  • Dune buggy cause my hiking days are over, I'll drive.
  • Stephanie
    " K"
    I guess it would be keys but my wife got me a man over the shoulder bag that I keep all my stuff in because you are exactly right about weather I have to prepared , by the way I do forget my keys I've got my Bella I've got my bag , sit in the car and say
    " What Da $@&+:;"*
  • I too don't leave the house w/o my trusty rescue. I keep one in the bathroom that I use regularly, and a second in my fanny pack. When I break out a new inhaler, I switch inhalers. That is the new one in fanny pack, so it dosen't "expire" and use the older one regularly. Retailers refer to this as rotating their stock, so oldest sells first.
  • I would take C for cough drops and Caroline. I actually buy the biggest bag that I can find this time of the year because I am going to need them. It is a seasonal allergy thing.
  • K for Karen - I'd take knowledge - knowledge of what to do in a situation such as you experienced, Stephanie - WHEW!!! That was scary!!! SO glad it all turned out safely.

  • C for cell phone. Reading this has been very helpful for me. I tend to be careless when I go out with my dog, Ivan the Terrible. I believe that reading this post has given me insight that I should have had long ago. Thank you, all! Every time I read COPD net I learn something helpful. Bless you.

  • "C" Confidence for Carol - Confidence that we can get through all these hurdles.

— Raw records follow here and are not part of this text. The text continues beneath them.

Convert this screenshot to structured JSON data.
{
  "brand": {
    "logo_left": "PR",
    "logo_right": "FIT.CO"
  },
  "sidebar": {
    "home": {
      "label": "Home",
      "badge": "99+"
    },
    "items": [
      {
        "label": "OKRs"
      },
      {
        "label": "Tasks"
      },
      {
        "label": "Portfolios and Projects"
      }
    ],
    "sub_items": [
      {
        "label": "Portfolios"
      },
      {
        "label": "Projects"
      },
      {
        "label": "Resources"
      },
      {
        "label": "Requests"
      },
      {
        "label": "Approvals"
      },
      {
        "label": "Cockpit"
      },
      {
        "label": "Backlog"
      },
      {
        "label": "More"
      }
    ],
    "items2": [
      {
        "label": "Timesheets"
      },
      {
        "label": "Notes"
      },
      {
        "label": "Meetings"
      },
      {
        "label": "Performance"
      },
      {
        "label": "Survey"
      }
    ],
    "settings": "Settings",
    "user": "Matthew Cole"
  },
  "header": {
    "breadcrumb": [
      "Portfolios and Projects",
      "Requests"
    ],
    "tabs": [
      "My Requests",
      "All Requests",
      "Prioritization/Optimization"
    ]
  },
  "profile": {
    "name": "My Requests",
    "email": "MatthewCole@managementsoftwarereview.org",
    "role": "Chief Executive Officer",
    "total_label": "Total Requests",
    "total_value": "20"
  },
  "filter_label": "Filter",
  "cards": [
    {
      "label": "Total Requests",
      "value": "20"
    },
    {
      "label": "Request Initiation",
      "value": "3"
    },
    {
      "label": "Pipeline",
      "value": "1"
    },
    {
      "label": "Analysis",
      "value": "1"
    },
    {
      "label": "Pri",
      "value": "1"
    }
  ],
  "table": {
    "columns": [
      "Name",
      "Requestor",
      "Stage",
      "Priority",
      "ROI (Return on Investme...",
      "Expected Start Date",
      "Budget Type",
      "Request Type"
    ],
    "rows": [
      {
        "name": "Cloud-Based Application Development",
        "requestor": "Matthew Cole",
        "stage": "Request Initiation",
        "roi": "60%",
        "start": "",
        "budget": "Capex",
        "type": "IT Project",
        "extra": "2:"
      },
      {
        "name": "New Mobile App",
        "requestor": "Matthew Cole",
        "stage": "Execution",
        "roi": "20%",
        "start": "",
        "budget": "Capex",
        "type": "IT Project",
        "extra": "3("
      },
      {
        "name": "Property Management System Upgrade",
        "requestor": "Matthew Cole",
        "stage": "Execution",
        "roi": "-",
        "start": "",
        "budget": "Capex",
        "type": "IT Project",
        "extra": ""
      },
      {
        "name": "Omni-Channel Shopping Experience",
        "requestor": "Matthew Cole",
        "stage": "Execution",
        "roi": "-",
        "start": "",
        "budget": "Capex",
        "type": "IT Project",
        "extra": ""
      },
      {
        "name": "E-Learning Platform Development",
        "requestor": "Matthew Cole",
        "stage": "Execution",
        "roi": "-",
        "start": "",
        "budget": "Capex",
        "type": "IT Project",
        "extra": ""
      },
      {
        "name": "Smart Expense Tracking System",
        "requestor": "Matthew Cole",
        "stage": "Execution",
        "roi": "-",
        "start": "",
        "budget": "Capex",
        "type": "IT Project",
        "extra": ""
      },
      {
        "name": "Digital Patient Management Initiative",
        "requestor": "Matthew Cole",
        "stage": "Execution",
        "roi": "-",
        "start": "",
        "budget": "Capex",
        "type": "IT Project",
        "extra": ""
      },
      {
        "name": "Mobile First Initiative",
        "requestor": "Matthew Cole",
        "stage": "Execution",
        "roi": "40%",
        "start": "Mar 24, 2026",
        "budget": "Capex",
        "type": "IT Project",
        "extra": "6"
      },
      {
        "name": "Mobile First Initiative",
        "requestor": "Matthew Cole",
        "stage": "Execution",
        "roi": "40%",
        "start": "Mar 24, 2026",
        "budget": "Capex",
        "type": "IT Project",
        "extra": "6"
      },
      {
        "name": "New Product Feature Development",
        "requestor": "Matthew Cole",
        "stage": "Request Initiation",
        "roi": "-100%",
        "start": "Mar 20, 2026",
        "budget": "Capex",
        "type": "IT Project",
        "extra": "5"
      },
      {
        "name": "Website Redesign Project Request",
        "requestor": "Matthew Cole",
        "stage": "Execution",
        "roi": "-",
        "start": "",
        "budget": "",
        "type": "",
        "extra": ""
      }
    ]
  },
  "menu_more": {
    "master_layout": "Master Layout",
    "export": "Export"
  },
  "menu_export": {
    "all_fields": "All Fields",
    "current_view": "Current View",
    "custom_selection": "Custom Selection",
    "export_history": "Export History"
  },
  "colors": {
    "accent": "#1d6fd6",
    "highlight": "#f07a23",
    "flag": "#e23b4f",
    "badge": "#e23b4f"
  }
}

    Great story, Stephanie!
  • Bacon, "B" for Bill, why because its Bacon! Bacon is good for "B"reakfast, "B"reathing and "B"alance! Or a Bronchodilator?
  • Lip balm for Lorin....I am addicted to mine.
    Thank you for the story. I too have noticed myself needing to use my rescue inhaler more during the humid times. I too bring my inhaler everywhere I go. You can never be too careful.
  • Excellent points in your story and I'm so glad that everything worked out well for you. I do have COPD unfortunately due to my idiotic choices but I'm doing everything I can to prolong my life. I did learn something very interesting and respiratory therapy and that was if you're going to be doing something active take two hits from your rescue inhaler about an hour before you need to be active. And space them apart about 5 minutes. I do this when I exercise when I know that I'm going to the grocery store or doing anything that's going to be requiring me to walk a lot. Do everyone out there sharing the same dreaded disease my thoughts and prayers and understanding are with each and everyone of you